RECORDED INFORMATION

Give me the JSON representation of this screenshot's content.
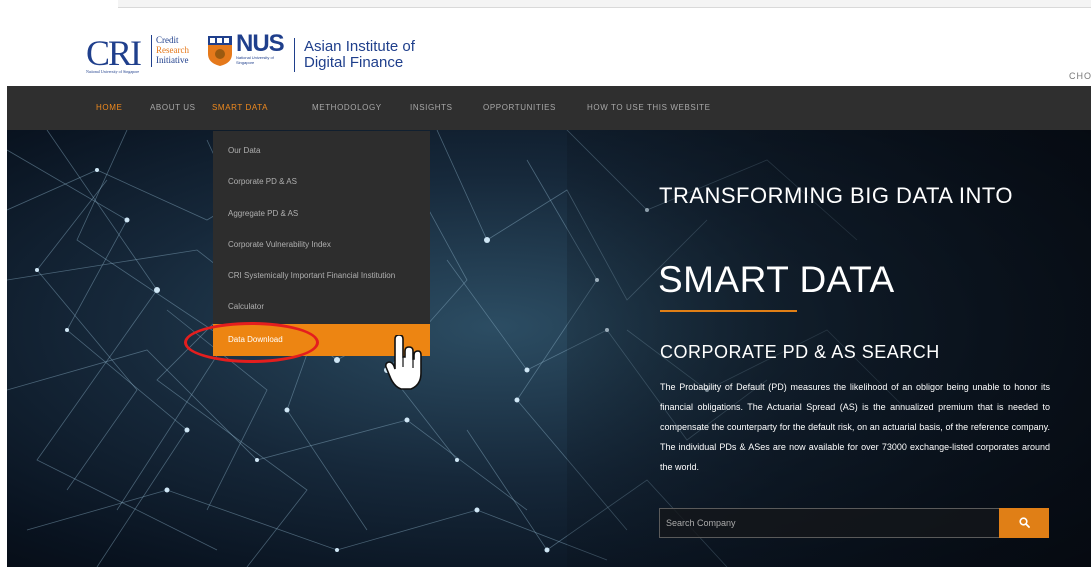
{
  "header": {
    "cri_logo": {
      "letters": "CRI",
      "word1": "Credit",
      "word2": "Research",
      "word3": "Initiative",
      "subtext": "National University of Singapore"
    },
    "nus_logo": {
      "text": "NUS",
      "small": "National University of Singapore"
    },
    "institute_line1": "Asian Institute of",
    "institute_line2": "Digital Finance",
    "choose": "CHO"
  },
  "nav": {
    "items": [
      {
        "label": "HOME",
        "active": true
      },
      {
        "label": "ABOUT US",
        "active": false
      },
      {
        "label": "SMART DATA",
        "active": true
      },
      {
        "label": "METHODOLOGY",
        "active": false
      },
      {
        "label": "INSIGHTS",
        "active": false
      },
      {
        "label": "OPPORTUNITIES",
        "active": false
      },
      {
        "label": "HOW TO USE THIS WEBSITE",
        "active": false
      }
    ]
  },
  "dropdown": {
    "items": [
      {
        "label": "Our Data"
      },
      {
        "label": "Corporate PD & AS"
      },
      {
        "label": "Aggregate PD & AS"
      },
      {
        "label": "Corporate Vulnerability Index"
      },
      {
        "label": "CRI Systemically Important Financial Institution"
      },
      {
        "label": "Calculator"
      },
      {
        "label": "Data Download",
        "highlighted": true
      }
    ]
  },
  "hero": {
    "title_line1": "TRANSFORMING BIG DATA INTO",
    "title_line2": "SMART DATA",
    "subtitle": "CORPORATE PD & AS SEARCH",
    "description": "The Probability of Default (PD) measures the likelihood of an obligor being unable to honor its financial obligations. The Actuarial Spread (AS) is the annualized premium that is needed to compensate the counterparty for the default risk, on an actuarial basis, of the reference company. The individual PDs & ASes are now available for over 73000 exchange-listed corporates around the world.",
    "search_placeholder": "Search Company",
    "search_icon": "search-icon"
  },
  "colors": {
    "accent": "#e07f16",
    "nav_bg": "#2f2f2f",
    "brand_blue": "#1f3f8c",
    "annotation_red": "#e41e1e"
  }
}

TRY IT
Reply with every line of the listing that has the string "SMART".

RESULT FOR THIS TASK
        "label": "SMART DATA",
    "title_line2": "SMART DATA",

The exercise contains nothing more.